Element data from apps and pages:
-- Opening Marker --

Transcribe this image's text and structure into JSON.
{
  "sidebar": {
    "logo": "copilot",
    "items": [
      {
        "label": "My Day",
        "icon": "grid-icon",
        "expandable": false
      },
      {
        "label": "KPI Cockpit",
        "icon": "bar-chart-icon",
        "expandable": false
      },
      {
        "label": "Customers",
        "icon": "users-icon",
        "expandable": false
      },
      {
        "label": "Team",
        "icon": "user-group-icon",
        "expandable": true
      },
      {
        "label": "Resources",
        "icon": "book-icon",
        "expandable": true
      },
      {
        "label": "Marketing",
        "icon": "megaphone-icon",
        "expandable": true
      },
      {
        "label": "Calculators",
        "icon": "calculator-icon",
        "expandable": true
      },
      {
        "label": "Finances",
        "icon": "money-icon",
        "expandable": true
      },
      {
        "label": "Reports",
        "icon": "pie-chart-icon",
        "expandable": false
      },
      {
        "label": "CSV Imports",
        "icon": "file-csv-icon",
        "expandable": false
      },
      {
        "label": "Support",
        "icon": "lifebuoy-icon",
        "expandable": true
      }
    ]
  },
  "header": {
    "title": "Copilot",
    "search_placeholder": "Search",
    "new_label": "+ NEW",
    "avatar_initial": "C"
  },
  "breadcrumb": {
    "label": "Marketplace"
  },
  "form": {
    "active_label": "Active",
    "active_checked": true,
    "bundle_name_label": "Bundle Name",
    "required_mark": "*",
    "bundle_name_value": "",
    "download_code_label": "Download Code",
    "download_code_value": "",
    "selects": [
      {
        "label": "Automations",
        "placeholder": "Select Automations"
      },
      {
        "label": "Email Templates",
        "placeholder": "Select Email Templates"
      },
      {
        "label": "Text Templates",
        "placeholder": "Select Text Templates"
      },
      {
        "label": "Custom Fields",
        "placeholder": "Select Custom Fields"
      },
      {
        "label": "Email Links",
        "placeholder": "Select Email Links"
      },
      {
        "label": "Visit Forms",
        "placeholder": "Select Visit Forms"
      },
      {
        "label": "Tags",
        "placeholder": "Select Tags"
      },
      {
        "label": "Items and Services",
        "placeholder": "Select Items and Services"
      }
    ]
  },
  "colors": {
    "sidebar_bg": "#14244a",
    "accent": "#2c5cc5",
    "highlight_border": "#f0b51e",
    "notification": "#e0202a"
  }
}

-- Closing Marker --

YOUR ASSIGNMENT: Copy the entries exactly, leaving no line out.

TASK OUTPUT:
Transcribe this image's text and structure into JSON.
{
  "sidebar": {
    "logo": "copilot",
    "items": [
      {
        "label": "My Day",
        "icon": "grid-icon",
        "expandable": false
      },
      {
        "label": "KPI Cockpit",
        "icon": "bar-chart-icon",
        "expandable": false
      },
      {
        "label": "Customers",
        "icon": "users-icon",
        "expandable": false
      },
      {
        "label": "Team",
        "icon": "user-group-icon",
        "expandable": true
      },
      {
        "label": "Resources",
        "icon": "book-icon",
        "expandable": true
      },
      {
        "label": "Marketing",
        "icon": "megaphone-icon",
        "expandable": true
      },
      {
        "label": "Calculators",
        "icon": "calculator-icon",
        "expandable": true
      },
      {
        "label": "Finances",
        "icon": "money-icon",
        "expandable": true
      },
      {
        "label": "Reports",
        "icon": "pie-chart-icon",
        "expandable": false
      },
      {
        "label": "CSV Imports",
        "icon": "file-csv-icon",
        "expandable": false
      },
      {
        "label": "Support",
        "icon": "lifebuoy-icon",
        "expandable": true
      }
    ]
  },
  "header": {
    "title": "Copilot",
    "search_placeholder": "Search",
    "new_label": "+ NEW",
    "avatar_initial": "C"
  },
  "breadcrumb": {
    "label": "Marketplace"
  },
  "form": {
    "active_label": "Active",
    "active_checked": true,
    "bundle_name_label": "Bundle Name",
    "required_mark": "*",
    "bundle_name_value": "",
    "download_code_label": "Download Code",
    "download_code_value": "",
    "selects": [
      {
        "label": "Automations",
        "placeholder": "Select Automations"
      },
      {
        "label": "Email Templates",
        "placeholder": "Select Email Templates"
      },
      {
        "label": "Text Templates",
        "placeholder": "Select Text Templates"
      },
      {
        "label": "Custom Fields",
        "placeholder": "Select Custom Fields"
      },
      {
        "label": "Email Links",
        "placeholder": "Select Email Links"
      },
      {
        "label": "Visit Forms",
        "placeholder": "Select Visit Forms"
      },
      {
        "label": "Tags",
        "placeholder": "Select Tags"
      },
      {
        "label": "Items and Services",
        "placeholder": "Select Items and Services"
      }
    ]
  },
  "colors": {
    "sidebar_bg": "#14244a",
    "accent": "#2c5cc5",
    "highlight_border": "#f0b51e",
    "notification": "#e0202a"
  }
}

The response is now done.